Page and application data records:
*** Begin section ***

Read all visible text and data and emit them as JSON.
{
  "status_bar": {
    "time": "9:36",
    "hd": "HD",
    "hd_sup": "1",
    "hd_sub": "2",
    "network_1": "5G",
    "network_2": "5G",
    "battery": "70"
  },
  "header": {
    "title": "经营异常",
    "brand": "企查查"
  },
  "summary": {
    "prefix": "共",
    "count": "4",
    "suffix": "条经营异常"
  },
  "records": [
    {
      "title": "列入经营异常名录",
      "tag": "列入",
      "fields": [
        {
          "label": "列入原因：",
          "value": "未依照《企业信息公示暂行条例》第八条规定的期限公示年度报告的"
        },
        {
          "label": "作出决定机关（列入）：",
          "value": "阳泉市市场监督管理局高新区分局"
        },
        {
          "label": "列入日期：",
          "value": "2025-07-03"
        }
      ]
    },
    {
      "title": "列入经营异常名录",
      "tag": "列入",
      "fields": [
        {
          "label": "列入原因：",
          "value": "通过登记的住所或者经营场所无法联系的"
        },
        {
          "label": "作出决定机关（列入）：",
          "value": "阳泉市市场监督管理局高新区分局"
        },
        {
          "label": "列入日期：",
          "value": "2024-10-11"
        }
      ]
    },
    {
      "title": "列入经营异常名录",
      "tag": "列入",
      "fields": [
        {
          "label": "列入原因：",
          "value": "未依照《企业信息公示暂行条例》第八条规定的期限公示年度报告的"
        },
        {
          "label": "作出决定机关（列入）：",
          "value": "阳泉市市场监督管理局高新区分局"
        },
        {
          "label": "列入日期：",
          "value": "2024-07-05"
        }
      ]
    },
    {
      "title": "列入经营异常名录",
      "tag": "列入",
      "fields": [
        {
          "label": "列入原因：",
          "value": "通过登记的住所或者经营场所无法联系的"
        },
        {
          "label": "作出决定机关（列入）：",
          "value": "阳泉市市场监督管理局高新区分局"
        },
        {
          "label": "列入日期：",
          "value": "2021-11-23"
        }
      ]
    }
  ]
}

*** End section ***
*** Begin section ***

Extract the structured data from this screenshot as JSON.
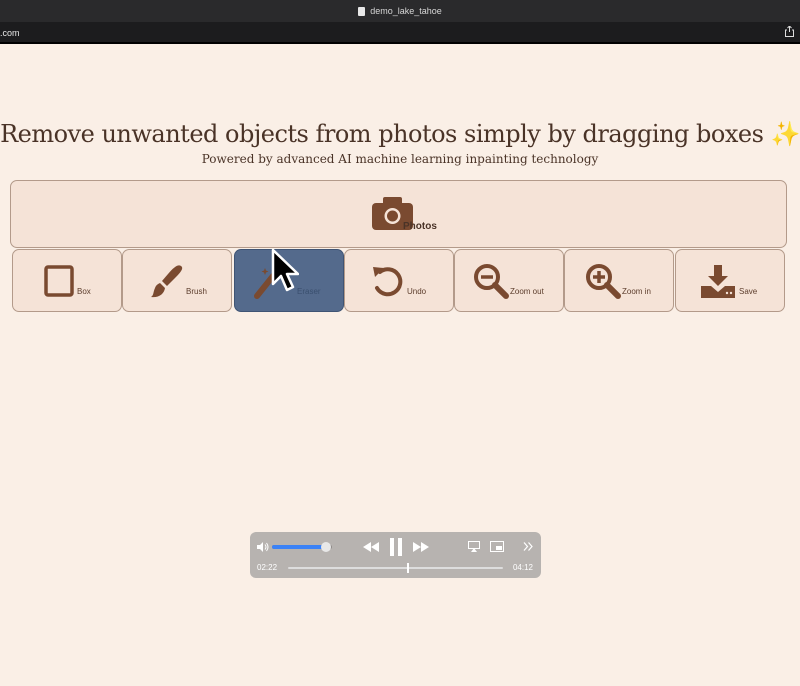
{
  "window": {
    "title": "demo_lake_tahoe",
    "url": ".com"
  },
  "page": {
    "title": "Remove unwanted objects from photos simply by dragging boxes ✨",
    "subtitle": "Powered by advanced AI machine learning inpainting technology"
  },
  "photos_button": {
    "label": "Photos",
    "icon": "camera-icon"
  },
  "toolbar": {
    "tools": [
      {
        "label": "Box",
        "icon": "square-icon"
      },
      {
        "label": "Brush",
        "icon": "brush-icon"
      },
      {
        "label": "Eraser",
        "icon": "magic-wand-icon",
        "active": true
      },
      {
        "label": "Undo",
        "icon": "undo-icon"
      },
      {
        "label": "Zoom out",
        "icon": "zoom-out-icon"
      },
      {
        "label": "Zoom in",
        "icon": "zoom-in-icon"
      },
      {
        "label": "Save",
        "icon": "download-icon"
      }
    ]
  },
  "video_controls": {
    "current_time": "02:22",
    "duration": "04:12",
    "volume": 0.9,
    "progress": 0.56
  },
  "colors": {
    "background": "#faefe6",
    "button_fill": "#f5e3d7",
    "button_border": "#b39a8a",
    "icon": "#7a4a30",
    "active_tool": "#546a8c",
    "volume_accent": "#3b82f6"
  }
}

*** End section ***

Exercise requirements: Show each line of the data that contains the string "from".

Result of this task:
Extract the structured data from this screenshot as JSON.
    "title": "Remove unwanted objects from photos simply by dragging boxes ✨",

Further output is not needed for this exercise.